• **Information**
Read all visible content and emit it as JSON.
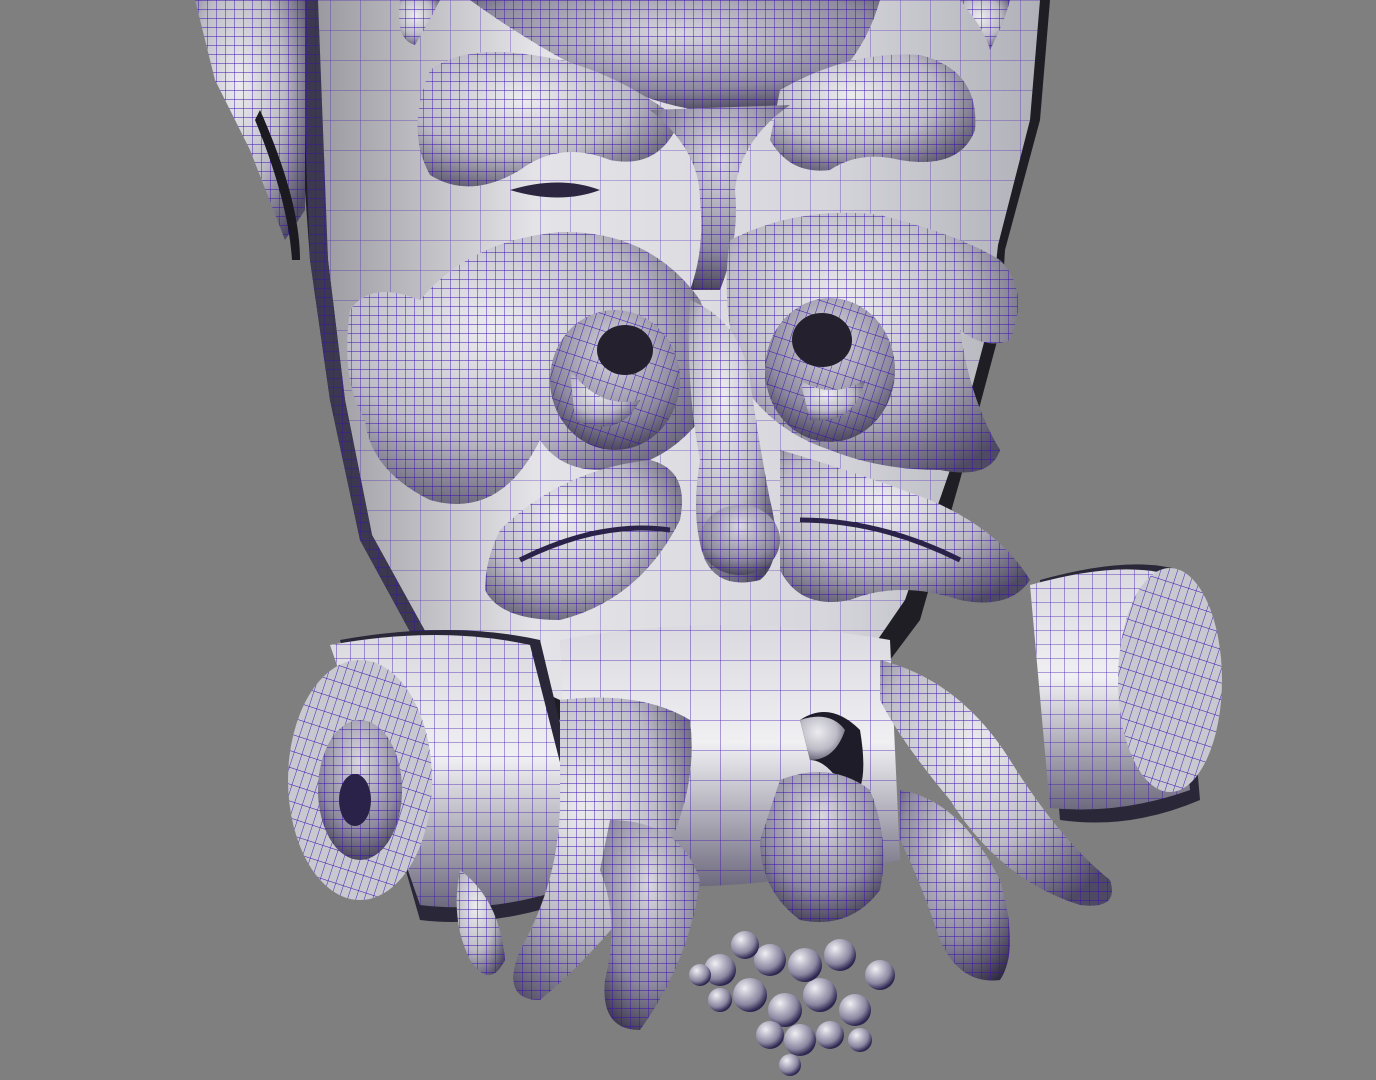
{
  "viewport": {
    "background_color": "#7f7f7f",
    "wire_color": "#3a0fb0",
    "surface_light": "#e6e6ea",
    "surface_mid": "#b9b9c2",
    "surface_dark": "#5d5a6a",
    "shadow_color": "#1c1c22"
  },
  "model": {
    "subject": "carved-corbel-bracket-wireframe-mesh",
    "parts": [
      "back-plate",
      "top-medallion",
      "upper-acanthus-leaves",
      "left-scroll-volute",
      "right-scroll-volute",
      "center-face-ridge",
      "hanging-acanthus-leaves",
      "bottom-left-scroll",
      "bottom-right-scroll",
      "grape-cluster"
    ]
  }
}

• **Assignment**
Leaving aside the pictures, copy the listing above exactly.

• **Expected output**
Read all visible content and emit it as JSON.
{
  "viewport": {
    "background_color": "#7f7f7f",
    "wire_color": "#3a0fb0",
    "surface_light": "#e6e6ea",
    "surface_mid": "#b9b9c2",
    "surface_dark": "#5d5a6a",
    "shadow_color": "#1c1c22"
  },
  "model": {
    "subject": "carved-corbel-bracket-wireframe-mesh",
    "parts": [
      "back-plate",
      "top-medallion",
      "upper-acanthus-leaves",
      "left-scroll-volute",
      "right-scroll-volute",
      "center-face-ridge",
      "hanging-acanthus-leaves",
      "bottom-left-scroll",
      "bottom-right-scroll",
      "grape-cluster"
    ]
  }
}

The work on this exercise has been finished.